What you will do: Your answer should be the lines of the data below that contain "copy".

(Extracted records)

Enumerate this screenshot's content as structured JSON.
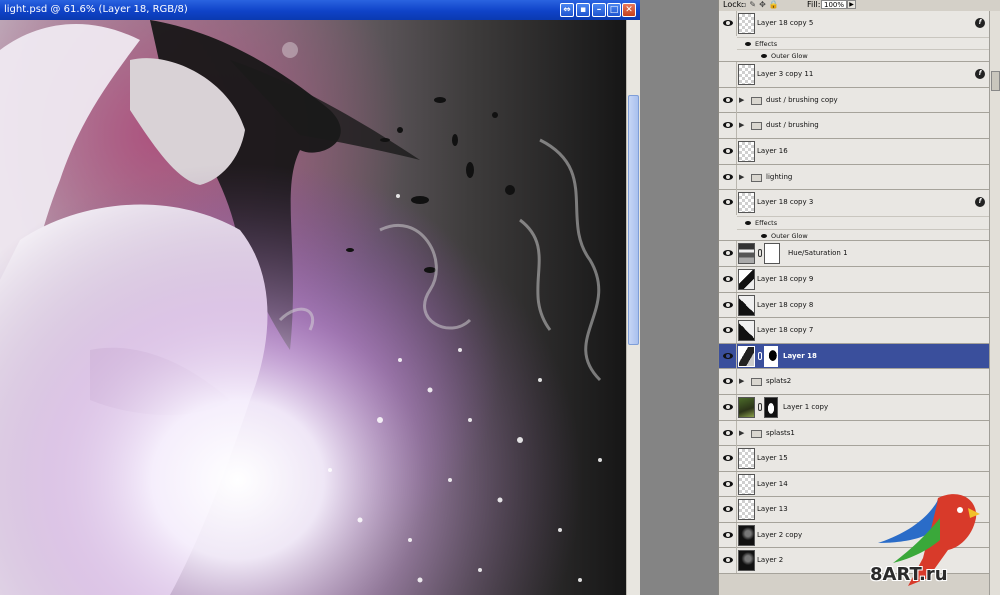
{
  "document": {
    "title": "light.psd @ 61.6% (Layer 18, RGB/8)",
    "window_buttons": [
      "restore-icon",
      "menu-icon",
      "minimize-icon",
      "maximize-icon",
      "close-icon"
    ]
  },
  "layers_panel": {
    "lock_label": "Lock:",
    "fill_label": "Fill:",
    "fill_value": "100%",
    "layers": [
      {
        "name": "Layer 18 copy 5",
        "visible": true,
        "fx": true,
        "effects_label": "Effects",
        "effect": "Outer Glow"
      },
      {
        "name": "Layer 3 copy 11",
        "visible": false,
        "fx_badge": true
      },
      {
        "name": "dust / brushing copy",
        "visible": true,
        "group": true
      },
      {
        "name": "dust / brushing",
        "visible": true,
        "group": true
      },
      {
        "name": "Layer 16",
        "visible": true
      },
      {
        "name": "lighting",
        "visible": true,
        "group": true
      },
      {
        "name": "Layer 18 copy 3",
        "visible": true,
        "fx": true,
        "effects_label": "Effects",
        "effect": "Outer Glow"
      },
      {
        "name": "Hue/Saturation 1",
        "visible": true,
        "adjustment": true
      },
      {
        "name": "Layer 18 copy 9",
        "visible": true
      },
      {
        "name": "Layer 18 copy 8",
        "visible": true
      },
      {
        "name": "Layer 18 copy 7",
        "visible": true
      },
      {
        "name": "Layer 18",
        "visible": true,
        "selected": true,
        "masked": true
      },
      {
        "name": "splats2",
        "visible": true,
        "group": true
      },
      {
        "name": "Layer 1 copy",
        "visible": true,
        "masked": true
      },
      {
        "name": "splasts1",
        "visible": true,
        "group": true
      },
      {
        "name": "Layer 15",
        "visible": true
      },
      {
        "name": "Layer 14",
        "visible": true
      },
      {
        "name": "Layer 13",
        "visible": true
      },
      {
        "name": "Layer 2 copy",
        "visible": true
      },
      {
        "name": "Layer 2",
        "visible": true
      }
    ]
  },
  "watermark": {
    "text": "8ART.ru"
  },
  "colors": {
    "titlebar": "#0f43c8",
    "selected_layer": "#3a4f9c",
    "panel_bg": "#d4d0c8",
    "workspace": "#848484"
  }
}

Response for this exercise:
        "name": "Layer 18 copy 5",
        "name": "Layer 3 copy 11",
        "name": "dust / brushing copy",
        "name": "Layer 18 copy 3",
        "name": "Layer 18 copy 9",
        "name": "Layer 18 copy 8",
        "name": "Layer 18 copy 7",
        "name": "Layer 1 copy",
        "name": "Layer 2 copy",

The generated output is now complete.